After the Black Death and the Hundred Years’ War in Europe in the 14th Century, there was a belief that the End of Days was nigh. Medieval Europeans lived through their apocalypse somehow, with religious fervour, and a belief that the devil moved among them, part of their everyday existence.

Is the modern appeal of the disaster movie a reflection of an old reaction to the feeling that the world and its machinations are beyond our control? World economies are fragile, we rely on technolgy that could be wiped out by a single electro-magnetic pulse, and climate change that will affect all our lives is looking increasingly like a given.  In popular culture we look to science to save us, look for a hero to rise – a scientific hero, with an answer to impending doom.  As the survivors look skywards at clearing storm clouds, we too heave a sigh of relief that disaster has been averted. Just for a moment, we share the glory, share the feeling that we will live to fight another day. It is a reflection of our survival instinct, our need to believe in the continuity of life, even when, in reality, that continuity is looking ever more fragile.



Movie Madness


So here I am again, shouting at the TV screen. It’s happening again. I’ve lost count of how many good movies have let me down this way, usually in the really good action scene at the end. There’s a clever, feisty heroine, a good fighter, so far showing no signs of a penchant for hysteria. The hero takes on the villain for the final battle. Does the heroine join in? Not on your life. She sits in a corner and screams for all she’s worth.

Robin Hood, Prince of Thieves is memorable for the intensity of Marian’s screams in the fight between Robin and Nottingham. All through the film, Marian shows the pluck required of her, even taking Robin on in hand to hand combat without uttering a squeak. So what happens when she could be really useful and help out when it matters? She cowers and whimpers. Then she starts screaming. It happens a lot. Maybe directors assume that it’s good for female characters to show their feminine side in this way.

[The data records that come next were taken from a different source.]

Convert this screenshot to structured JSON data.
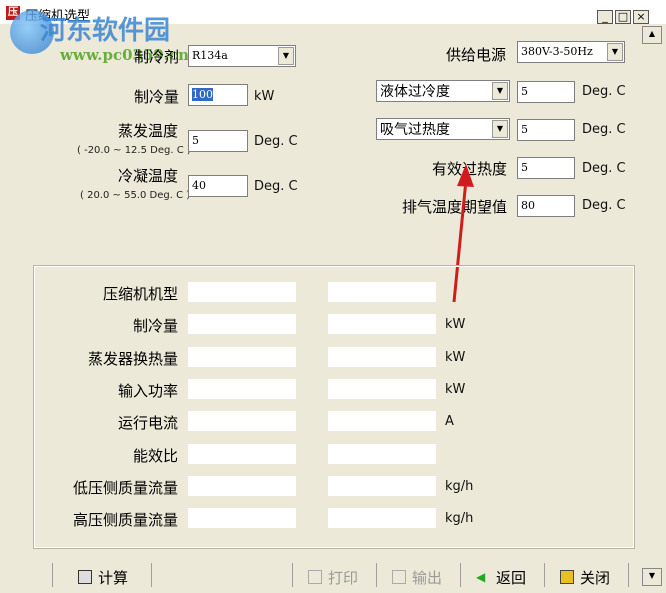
{
  "window": {
    "title": "压缩机选型",
    "logo": "压",
    "minimize": "_",
    "maximize": "□",
    "close": "×"
  },
  "watermark": {
    "brand": "河东软件园",
    "url": "www.pc0359.cn"
  },
  "inputs": {
    "refrigerant": {
      "label": "制冷剂",
      "value": "R134a"
    },
    "capacity": {
      "label": "制冷量",
      "value": "100",
      "unit": "kW"
    },
    "evap_temp": {
      "label": "蒸发温度",
      "range": "( -20.0 ~ 12.5 Deg. C )",
      "value": "5",
      "unit": "Deg. C"
    },
    "cond_temp": {
      "label": "冷凝温度",
      "range": "( 20.0 ~ 55.0 Deg. C )",
      "value": "40",
      "unit": "Deg. C"
    },
    "power_supply": {
      "label": "供给电源",
      "value": "380V-3-50Hz"
    },
    "subcool": {
      "label": "液体过冷度",
      "value": "5",
      "unit": "Deg. C"
    },
    "superheat": {
      "label": "吸气过热度",
      "value": "5",
      "unit": "Deg. C"
    },
    "eff_superheat": {
      "label": "有效过热度",
      "value": "5",
      "unit": "Deg. C"
    },
    "discharge": {
      "label": "排气温度期望值",
      "value": "80",
      "unit": "Deg. C"
    }
  },
  "results": [
    {
      "label": "压缩机机型",
      "unit": ""
    },
    {
      "label": "制冷量",
      "unit": "kW"
    },
    {
      "label": "蒸发器换热量",
      "unit": "kW"
    },
    {
      "label": "输入功率",
      "unit": "kW"
    },
    {
      "label": "运行电流",
      "unit": "A"
    },
    {
      "label": "能效比",
      "unit": ""
    },
    {
      "label": "低压侧质量流量",
      "unit": "kg/h"
    },
    {
      "label": "高压侧质量流量",
      "unit": "kg/h"
    }
  ],
  "toolbar": {
    "calc": "计算",
    "print": "打印",
    "export": "输出",
    "back": "返回",
    "close": "关闭"
  },
  "colors": {
    "accent": "#316ac5",
    "annotation": "#d01c1c"
  }
}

Mind you, that’s not the only bad habit, displayed by both male and female characters, that has me ranting at the screen. For example, why, when they’re being chased, do characters always run UP the stairs? Down is better. Down is access to streets and people and places to run to. Up is bad. Up leads to a roof, with nowhere else to go without sprouting wings.

And what about the life-threatening impending disaster, bearing down on our plucky hero. Does he run like hell? No, he stands for a good few seconds, watching the tidal wave/lava flow/army of evil mutants bearing down on him, only reaching safety with a split-second to spare. If he’d moved more quickly he wouldn’t have cut it so fine.

Then there’s the all-time classic. It’s a dark and stormy night. Woman (usually), scantily clad in pale, flowing night clothes, hears a suspicious noise outside. Does she lock all the doors, arm herself with a poker and sit tight? No. She Grabs a torch and goes out. In the middle of a storm. In her nightclothes. With no raincoat. Towards the danger. Having been in that situation many years ago, I can still recall the sheer terror I felt. Wild horses wouldn’t have dragged me from the safety of a well-lit, locked-down house out into the uncertain night.

I know suspense has to be generated in movies. But it seems to me that dashing to the roof or venturing into the storm are not only predictable, but also severely underestimate the intelligence of the audience. In movies, as in books, the suspension of disbelief is critical. When characters behave with such predictable stupidity it weakens them and seriously undermines the whole plot.

Sometimes, I am pleasantly surprised by the lack of screams, by characters who run down instead of up, and by rational responses to danger in the dark. These are the exceptions rather than the rule. Am I alone in wanting it to be the other way round?